Over 7,000 brewers operated in the United States in 2018, up 20 percent over 2017, according to the Brewers Association. More than 85 percent of U.S. drinking-age adults live within 10 miles of a brewery.

With so many players, beer designs have to stand out. About 66 percent of U.S. craft beer buyers say a beer's package and label are important for getting them to notice it, according to Nielsen. About 60 percent said the package and label is important in convincing them to try and buy a brand.

Craft beer's explosion gives consumers more choices, but it's also "made it more difficult to shop at retail," Detenber said.

"It is now very important to have a consistent look across the Victory brand making all of our beers easier to find while still showcasing the special stories behind each beer," he said.

Consumers are more likely to purchase beer, or remain loyal to, a brand whose story they resonate with — which also makes on-site tours or visitation equally important for alcoholic beverage makers.

Victory unveiled the new packaging in conjunction with the debut of three new brews: Twisted Monkey, an extension of the Golden Monkey brand; No Brainer IPA; and the New England-style Cloud Walker Hazy Juicy IPA.

The new packaging is organized to create an impactful and consistent look on the shelf level, Detenber said, "and to layout information around style, ingredients, and specs in a way that enhances the customers experience at shelf."

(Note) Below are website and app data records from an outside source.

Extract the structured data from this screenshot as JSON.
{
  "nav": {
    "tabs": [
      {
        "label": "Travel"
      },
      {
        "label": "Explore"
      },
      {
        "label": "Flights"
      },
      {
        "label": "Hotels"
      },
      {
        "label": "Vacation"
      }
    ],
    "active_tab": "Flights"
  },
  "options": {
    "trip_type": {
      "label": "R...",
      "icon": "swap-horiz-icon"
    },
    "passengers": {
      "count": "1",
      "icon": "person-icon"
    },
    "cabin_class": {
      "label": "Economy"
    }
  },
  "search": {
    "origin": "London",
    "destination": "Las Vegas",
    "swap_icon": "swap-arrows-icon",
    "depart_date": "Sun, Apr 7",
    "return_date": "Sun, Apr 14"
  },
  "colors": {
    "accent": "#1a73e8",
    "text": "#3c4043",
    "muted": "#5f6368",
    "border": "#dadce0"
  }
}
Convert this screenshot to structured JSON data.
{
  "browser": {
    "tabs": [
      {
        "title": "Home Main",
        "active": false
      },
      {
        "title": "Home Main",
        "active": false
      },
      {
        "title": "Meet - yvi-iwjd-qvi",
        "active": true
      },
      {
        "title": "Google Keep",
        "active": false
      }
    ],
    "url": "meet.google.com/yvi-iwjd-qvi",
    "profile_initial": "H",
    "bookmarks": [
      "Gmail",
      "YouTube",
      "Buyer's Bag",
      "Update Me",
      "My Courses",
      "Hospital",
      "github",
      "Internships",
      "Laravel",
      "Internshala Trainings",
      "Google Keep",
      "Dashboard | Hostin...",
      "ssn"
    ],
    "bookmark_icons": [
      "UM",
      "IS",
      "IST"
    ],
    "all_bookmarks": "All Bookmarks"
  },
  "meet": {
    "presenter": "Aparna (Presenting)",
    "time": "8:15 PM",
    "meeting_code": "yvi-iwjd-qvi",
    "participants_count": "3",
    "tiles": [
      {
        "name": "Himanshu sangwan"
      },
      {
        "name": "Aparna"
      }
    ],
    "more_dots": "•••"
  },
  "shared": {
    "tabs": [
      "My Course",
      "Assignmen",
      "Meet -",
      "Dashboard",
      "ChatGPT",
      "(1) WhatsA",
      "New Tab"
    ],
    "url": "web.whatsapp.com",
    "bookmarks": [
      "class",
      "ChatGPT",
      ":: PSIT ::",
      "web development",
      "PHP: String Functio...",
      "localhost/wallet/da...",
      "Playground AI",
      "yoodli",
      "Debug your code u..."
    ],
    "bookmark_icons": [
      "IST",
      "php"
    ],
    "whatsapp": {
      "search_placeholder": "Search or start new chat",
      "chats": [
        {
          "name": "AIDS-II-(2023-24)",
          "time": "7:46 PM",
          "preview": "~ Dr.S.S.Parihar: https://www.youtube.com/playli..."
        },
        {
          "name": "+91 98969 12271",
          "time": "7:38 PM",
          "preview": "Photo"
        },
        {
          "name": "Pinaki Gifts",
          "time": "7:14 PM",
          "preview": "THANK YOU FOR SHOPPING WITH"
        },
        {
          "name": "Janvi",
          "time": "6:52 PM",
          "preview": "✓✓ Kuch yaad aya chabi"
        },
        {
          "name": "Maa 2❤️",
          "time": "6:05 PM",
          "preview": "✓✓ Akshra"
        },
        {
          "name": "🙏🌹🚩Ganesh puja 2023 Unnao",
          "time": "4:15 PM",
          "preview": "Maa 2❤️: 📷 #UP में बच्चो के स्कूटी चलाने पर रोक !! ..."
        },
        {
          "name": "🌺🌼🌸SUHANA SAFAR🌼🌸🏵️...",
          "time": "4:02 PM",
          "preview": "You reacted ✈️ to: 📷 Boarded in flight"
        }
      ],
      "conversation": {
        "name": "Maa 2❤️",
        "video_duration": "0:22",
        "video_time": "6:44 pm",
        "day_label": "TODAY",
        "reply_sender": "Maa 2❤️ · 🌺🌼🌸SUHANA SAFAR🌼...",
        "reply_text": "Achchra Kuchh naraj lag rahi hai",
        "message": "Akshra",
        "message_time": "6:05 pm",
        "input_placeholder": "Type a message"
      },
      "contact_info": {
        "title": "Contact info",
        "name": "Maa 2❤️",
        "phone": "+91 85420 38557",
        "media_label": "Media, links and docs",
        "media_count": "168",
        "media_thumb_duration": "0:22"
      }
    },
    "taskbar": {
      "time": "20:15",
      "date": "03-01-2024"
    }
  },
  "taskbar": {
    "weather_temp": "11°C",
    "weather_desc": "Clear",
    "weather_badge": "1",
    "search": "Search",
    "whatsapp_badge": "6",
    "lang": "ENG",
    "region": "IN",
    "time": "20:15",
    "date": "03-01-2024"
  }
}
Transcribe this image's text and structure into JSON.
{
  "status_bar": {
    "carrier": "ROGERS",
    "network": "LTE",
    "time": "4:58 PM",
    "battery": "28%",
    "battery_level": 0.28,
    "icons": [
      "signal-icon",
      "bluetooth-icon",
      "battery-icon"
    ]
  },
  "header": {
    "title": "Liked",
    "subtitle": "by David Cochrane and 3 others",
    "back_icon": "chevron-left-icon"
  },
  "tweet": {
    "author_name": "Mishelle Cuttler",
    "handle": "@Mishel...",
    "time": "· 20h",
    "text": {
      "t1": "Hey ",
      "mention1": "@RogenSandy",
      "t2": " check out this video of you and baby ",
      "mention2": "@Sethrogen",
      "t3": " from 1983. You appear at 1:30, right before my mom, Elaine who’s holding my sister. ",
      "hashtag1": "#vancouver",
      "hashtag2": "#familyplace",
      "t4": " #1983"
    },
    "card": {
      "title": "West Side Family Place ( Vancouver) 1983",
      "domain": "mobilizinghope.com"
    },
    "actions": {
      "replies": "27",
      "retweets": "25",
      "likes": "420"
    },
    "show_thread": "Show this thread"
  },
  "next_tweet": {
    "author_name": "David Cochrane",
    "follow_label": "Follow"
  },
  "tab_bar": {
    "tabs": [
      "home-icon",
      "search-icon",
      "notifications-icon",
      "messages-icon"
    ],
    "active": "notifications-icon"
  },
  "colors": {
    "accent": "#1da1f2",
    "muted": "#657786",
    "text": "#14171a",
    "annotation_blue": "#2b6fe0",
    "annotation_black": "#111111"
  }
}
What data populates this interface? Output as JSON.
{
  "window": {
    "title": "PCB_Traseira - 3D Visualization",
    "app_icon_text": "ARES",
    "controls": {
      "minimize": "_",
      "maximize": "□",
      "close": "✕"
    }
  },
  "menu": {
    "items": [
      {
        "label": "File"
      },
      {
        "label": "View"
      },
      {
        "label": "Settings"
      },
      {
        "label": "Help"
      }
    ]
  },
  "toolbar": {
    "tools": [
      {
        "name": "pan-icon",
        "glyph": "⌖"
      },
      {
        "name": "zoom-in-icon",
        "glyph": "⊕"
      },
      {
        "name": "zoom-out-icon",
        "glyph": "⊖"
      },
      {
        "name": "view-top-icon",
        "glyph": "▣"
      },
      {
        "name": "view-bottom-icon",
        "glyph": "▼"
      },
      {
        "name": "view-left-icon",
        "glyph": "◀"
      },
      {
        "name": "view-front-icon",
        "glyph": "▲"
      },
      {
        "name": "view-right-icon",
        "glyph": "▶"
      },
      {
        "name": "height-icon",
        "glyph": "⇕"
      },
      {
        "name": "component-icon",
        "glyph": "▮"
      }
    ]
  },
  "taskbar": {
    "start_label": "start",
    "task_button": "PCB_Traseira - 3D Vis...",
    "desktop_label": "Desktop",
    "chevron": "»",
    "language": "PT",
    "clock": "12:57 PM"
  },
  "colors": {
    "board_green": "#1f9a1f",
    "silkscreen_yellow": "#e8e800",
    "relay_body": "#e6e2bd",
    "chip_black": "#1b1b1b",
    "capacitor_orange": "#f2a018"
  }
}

"This will set up Victory for success moving forward as we continue to build on the legacy of core brands like Prima Pils and Golden Monkey but also as we continue to innovate and add new beers to our portfolio in the coming years," Detenber said.

Victory is also redesigning its physical spaces. The beermaker opened its Downingtown brewery and taproom in 1986, and early last year it invested $500,000 to upgrade and expand it for the first time in 10 years.

Victory in 2016 joined Southern Tier Brewing Co. under parent company Artisanal Brewing Ventures, formed by New York-investment firm Ulysses Management and Southern Tier to provide assistance to independent brewers. Artisanal Brewing Ventures is now among the largest brewing companies.

By Kenneth Hilario, Philadelphia Business Journal